* Extracted data
^^^^

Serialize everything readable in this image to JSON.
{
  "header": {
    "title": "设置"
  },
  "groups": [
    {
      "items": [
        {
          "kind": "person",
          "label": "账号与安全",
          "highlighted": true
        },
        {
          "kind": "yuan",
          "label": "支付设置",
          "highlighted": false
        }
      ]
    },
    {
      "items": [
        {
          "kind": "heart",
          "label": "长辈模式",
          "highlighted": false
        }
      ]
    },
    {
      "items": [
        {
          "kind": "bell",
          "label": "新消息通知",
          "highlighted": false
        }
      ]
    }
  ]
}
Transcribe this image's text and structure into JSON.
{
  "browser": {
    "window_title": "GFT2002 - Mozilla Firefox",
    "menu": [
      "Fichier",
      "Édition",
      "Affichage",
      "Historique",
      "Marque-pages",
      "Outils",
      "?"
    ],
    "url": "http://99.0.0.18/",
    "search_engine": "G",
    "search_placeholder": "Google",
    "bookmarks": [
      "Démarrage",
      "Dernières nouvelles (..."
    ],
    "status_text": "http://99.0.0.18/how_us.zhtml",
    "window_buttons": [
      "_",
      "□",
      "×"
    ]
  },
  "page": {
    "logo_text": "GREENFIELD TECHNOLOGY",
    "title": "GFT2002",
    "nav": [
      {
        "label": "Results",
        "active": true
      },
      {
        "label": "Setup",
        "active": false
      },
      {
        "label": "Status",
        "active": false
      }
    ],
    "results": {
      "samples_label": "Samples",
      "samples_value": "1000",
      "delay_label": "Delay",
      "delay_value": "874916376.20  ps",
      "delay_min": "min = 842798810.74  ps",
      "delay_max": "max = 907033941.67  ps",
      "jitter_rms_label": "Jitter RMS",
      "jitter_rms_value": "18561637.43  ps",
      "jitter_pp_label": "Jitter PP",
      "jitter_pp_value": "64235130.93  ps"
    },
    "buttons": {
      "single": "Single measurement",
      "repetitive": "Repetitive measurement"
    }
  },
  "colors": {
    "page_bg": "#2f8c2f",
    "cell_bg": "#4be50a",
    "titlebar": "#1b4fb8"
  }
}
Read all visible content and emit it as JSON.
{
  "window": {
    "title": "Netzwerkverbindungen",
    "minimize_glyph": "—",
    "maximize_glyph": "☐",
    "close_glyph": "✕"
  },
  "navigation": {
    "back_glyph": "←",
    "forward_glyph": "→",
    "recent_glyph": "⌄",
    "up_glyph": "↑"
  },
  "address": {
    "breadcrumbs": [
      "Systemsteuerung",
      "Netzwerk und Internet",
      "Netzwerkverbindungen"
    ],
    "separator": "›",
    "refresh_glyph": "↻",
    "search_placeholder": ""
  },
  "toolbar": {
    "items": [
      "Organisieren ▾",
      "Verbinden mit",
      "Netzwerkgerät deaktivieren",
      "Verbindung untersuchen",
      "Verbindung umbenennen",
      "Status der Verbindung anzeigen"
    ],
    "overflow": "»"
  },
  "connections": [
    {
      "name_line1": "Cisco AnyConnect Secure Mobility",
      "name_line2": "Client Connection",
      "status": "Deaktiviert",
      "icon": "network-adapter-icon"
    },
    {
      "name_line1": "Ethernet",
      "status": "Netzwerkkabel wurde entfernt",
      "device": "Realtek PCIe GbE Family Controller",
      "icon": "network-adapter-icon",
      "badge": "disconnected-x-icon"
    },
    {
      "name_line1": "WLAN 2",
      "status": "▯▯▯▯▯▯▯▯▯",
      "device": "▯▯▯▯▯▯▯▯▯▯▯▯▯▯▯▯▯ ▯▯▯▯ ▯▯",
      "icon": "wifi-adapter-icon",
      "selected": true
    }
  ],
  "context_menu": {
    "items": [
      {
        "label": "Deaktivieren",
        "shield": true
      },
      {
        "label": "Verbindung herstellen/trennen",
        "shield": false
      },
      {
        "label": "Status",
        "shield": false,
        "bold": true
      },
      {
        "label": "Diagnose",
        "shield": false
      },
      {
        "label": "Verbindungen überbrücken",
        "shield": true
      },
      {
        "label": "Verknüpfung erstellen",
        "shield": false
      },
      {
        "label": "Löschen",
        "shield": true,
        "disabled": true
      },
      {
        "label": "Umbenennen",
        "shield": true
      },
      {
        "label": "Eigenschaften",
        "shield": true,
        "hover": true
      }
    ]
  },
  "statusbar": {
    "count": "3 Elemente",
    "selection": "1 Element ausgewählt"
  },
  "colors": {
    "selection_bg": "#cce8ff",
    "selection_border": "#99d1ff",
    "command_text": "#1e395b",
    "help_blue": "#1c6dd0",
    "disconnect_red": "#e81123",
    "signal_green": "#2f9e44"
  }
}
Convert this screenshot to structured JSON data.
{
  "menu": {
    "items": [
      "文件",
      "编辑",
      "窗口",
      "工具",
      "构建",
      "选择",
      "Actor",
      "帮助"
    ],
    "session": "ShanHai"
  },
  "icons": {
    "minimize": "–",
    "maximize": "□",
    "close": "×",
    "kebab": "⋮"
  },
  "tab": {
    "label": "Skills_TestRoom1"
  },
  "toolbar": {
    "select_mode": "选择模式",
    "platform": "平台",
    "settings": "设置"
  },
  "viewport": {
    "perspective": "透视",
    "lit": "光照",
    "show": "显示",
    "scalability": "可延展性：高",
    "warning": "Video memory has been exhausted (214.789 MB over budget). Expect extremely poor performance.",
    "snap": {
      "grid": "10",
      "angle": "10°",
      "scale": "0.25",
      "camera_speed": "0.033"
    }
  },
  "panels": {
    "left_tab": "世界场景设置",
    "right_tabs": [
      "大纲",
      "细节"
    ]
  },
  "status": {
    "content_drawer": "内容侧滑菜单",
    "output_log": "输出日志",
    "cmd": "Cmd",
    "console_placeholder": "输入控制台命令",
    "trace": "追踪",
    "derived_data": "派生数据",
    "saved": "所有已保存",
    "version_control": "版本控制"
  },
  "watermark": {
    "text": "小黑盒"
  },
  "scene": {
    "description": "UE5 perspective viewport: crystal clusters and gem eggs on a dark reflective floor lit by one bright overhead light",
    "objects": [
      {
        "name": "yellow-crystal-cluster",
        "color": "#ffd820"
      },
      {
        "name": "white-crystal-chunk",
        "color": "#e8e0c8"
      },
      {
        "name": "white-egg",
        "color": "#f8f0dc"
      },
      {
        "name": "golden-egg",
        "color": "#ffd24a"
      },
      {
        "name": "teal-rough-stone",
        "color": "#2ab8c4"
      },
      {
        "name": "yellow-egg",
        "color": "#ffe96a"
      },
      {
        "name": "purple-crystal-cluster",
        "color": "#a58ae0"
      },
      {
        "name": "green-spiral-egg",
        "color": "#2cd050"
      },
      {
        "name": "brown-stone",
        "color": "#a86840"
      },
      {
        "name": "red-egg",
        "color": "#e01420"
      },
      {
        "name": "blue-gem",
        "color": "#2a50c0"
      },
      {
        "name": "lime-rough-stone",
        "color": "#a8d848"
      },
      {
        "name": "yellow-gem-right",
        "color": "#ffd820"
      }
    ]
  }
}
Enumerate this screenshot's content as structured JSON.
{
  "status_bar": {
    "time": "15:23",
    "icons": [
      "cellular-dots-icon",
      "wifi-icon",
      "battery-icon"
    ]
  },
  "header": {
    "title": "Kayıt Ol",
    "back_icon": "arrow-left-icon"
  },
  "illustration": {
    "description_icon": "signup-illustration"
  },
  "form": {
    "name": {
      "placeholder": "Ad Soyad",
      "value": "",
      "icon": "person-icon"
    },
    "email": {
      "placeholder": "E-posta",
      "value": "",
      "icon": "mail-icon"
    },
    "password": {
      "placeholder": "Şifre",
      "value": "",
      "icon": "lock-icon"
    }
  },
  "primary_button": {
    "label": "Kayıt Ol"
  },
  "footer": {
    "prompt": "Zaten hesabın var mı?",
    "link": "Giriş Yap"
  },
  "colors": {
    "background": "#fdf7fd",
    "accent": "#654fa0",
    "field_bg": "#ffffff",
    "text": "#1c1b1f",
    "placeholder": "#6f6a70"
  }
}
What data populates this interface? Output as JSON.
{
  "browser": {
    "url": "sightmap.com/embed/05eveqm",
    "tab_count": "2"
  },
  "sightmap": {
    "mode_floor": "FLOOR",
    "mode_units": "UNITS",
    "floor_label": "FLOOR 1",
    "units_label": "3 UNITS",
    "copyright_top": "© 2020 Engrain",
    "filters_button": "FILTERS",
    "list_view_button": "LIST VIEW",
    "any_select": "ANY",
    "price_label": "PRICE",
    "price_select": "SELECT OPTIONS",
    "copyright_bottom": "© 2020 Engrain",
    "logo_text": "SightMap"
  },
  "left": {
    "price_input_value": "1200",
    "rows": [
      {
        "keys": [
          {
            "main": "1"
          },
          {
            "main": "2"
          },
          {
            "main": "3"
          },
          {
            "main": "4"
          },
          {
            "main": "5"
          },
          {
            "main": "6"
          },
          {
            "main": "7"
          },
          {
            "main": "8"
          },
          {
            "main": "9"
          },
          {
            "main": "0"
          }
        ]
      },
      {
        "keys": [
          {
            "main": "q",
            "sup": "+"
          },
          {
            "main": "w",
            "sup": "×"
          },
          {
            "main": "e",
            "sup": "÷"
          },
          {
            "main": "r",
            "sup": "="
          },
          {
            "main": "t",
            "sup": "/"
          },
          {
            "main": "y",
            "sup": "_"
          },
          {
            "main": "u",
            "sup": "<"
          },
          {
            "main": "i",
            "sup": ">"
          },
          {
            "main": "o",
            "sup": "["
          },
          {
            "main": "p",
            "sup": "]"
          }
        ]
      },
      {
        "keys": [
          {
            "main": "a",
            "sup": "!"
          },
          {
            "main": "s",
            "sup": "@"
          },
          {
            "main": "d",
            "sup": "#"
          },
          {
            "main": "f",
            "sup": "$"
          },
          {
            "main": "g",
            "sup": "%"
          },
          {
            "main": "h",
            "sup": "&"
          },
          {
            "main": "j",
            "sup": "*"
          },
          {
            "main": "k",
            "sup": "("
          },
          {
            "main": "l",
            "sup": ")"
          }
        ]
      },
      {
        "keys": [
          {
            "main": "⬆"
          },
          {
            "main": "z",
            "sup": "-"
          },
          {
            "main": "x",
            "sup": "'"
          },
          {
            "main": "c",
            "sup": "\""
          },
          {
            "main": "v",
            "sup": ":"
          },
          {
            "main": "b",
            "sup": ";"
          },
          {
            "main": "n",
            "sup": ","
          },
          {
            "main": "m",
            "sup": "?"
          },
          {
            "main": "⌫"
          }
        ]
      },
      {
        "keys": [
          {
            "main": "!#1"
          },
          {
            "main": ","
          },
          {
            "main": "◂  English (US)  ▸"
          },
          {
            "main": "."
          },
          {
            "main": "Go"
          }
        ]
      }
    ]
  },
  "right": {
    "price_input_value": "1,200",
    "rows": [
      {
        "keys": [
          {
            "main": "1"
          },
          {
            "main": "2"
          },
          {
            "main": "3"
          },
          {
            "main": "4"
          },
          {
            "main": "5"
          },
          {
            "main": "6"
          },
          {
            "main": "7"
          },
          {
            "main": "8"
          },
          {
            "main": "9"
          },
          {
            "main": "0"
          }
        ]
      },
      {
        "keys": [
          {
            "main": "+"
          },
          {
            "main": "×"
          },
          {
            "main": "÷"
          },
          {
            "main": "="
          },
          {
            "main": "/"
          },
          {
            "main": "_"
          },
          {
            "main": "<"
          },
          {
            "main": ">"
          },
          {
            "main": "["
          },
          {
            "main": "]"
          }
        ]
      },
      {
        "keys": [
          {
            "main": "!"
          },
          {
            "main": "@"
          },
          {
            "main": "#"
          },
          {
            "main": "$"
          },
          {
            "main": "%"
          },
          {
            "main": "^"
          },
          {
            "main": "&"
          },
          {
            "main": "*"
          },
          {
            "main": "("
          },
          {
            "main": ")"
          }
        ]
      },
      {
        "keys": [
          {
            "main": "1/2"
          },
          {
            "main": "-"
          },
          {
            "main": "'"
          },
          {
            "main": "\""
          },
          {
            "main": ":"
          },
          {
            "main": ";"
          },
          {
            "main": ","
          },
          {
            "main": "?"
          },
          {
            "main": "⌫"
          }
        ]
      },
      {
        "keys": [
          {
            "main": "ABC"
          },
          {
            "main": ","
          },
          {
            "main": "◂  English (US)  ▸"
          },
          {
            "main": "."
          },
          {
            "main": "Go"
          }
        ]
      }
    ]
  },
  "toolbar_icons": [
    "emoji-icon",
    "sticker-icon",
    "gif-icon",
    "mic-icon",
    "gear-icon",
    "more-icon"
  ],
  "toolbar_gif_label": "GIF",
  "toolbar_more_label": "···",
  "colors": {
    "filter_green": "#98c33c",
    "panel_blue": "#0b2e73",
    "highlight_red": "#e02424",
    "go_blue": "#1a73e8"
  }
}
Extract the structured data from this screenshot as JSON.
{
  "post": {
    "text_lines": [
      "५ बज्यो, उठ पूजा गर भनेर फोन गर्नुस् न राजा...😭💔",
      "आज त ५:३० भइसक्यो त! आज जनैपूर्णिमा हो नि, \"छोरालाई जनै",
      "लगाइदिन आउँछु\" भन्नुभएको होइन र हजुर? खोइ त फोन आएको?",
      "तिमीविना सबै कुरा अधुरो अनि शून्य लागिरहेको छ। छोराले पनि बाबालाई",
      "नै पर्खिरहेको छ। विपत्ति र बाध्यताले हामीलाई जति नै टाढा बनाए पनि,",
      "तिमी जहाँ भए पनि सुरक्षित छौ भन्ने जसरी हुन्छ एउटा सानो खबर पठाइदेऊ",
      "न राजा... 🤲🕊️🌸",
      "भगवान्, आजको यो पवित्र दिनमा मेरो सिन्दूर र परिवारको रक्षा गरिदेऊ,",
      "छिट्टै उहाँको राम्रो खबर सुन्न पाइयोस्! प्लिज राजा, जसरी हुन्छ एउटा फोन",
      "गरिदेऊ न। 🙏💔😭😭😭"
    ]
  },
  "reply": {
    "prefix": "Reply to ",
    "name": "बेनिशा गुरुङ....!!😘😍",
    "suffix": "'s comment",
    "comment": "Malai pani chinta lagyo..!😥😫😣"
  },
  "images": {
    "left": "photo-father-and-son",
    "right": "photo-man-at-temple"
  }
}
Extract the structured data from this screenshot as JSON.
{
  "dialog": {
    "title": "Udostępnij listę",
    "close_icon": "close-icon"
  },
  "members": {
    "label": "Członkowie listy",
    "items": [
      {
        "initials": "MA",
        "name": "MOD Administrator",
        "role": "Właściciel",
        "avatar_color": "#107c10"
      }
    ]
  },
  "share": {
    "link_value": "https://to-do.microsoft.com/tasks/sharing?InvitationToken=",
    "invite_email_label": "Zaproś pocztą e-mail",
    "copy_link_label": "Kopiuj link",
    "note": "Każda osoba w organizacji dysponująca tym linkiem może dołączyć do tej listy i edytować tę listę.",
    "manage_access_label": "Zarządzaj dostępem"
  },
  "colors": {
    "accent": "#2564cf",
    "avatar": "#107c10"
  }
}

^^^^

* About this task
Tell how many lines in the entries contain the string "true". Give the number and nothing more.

* Answer
11